Almost twenty years have passed since “South Park” first began airing on Comedy Central. What began as a spin-off of Trey Parker and Matt Stone’s cut-out animated short, “The Spirit of Christmas,” has evolved into a long-running series that combines off-color humor with biting social commentary on current events and popular culture. Now, the series continues that tradition with its milestone twentieth season, which began airing this past September.
Much like the previous season, while there may be fewer episodes planned, the ones that do air have stronger continuity as part of a longer story arc. This time, the people of South Park are the subject of mockery by an internet troll amid this year’s upcoming presidential election.
The early episodes have already proven to be a goldmine of satirical comedy. The season opening episode “Member Berries” addresses controversies such as the backlash to the female-led reboot of “Ghostbusters,” as well as the current climate for franchise reboots in general.
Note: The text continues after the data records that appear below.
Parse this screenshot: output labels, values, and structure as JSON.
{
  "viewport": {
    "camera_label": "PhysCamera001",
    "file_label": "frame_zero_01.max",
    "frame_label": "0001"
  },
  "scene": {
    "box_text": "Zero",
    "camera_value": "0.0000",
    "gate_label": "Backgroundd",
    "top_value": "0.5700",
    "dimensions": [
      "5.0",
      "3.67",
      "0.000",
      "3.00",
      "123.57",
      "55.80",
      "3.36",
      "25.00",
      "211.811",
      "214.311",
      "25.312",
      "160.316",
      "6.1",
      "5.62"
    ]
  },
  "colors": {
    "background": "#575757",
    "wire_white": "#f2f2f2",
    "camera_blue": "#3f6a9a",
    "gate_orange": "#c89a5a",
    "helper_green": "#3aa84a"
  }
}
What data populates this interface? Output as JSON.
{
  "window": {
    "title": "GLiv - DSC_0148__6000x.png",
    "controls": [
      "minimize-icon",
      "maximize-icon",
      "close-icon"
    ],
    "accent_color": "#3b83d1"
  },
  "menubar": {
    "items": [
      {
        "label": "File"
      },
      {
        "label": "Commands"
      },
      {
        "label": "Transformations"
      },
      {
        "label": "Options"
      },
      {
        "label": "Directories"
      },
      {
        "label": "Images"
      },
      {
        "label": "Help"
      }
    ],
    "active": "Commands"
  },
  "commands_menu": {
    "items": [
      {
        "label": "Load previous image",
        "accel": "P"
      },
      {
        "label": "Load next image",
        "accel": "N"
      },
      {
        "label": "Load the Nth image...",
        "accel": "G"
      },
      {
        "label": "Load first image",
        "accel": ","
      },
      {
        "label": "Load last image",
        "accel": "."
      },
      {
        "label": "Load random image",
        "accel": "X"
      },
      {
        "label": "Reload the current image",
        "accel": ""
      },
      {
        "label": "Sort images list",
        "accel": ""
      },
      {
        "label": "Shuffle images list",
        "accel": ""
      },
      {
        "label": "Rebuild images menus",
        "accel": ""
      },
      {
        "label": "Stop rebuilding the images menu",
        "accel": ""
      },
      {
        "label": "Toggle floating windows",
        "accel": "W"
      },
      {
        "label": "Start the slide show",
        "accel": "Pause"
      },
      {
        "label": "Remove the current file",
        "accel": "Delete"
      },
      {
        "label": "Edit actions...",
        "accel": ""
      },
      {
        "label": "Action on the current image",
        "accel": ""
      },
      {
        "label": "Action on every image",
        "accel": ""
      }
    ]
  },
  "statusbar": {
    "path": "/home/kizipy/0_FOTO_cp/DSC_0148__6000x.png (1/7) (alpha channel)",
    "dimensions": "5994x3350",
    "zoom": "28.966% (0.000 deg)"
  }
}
The episode also tackles the protest method of sitting out the national anthem, resulting in the U.S. government asking none other than director JJ Abrams to reboot it after the massive success of “Star Wars: Episode VII-The Force Awakens.”
The newest episode as of this writing, “The Damned” features a savage mockery of the initial presidential debate between Hillary Clinton and Donald Trump (the latter represented by the character of Mr. Garrison). In the show’s intentionally-crude animation style, everything from the candidates’ inflections to Clinton’s incredibly loud, red pantsuit are spot-on.
Yet even amidst all the vulgar parodies of our current political and cultural situations, the show still manages to be a surprisingly earnest look at life through the eyes of its citizens. A very sad scene in the second episode has the female students of South Park elementary break off their relationships with the male students in response to the cyber bullying they endured. The treatment of online bullying is played fairly realistically, from students shutting down their social media accounts to the culprit being an individual not many would expect.
With the season’s milestone firmly in place, it’s clear that “South Park” has definitely left its mark on popular culture. One of the advertisements for the season depicts how the series has grown and changed to meet the needs of its audience. Even when very few things about many current events are funny, “South Park” has always found a way to make people laugh. It’s bound to keep people coming back for years to come, no matter what happens.
Review by Steven Pryor
Wednesdays at 10 p.m.
Rating: 5 out of 5 stars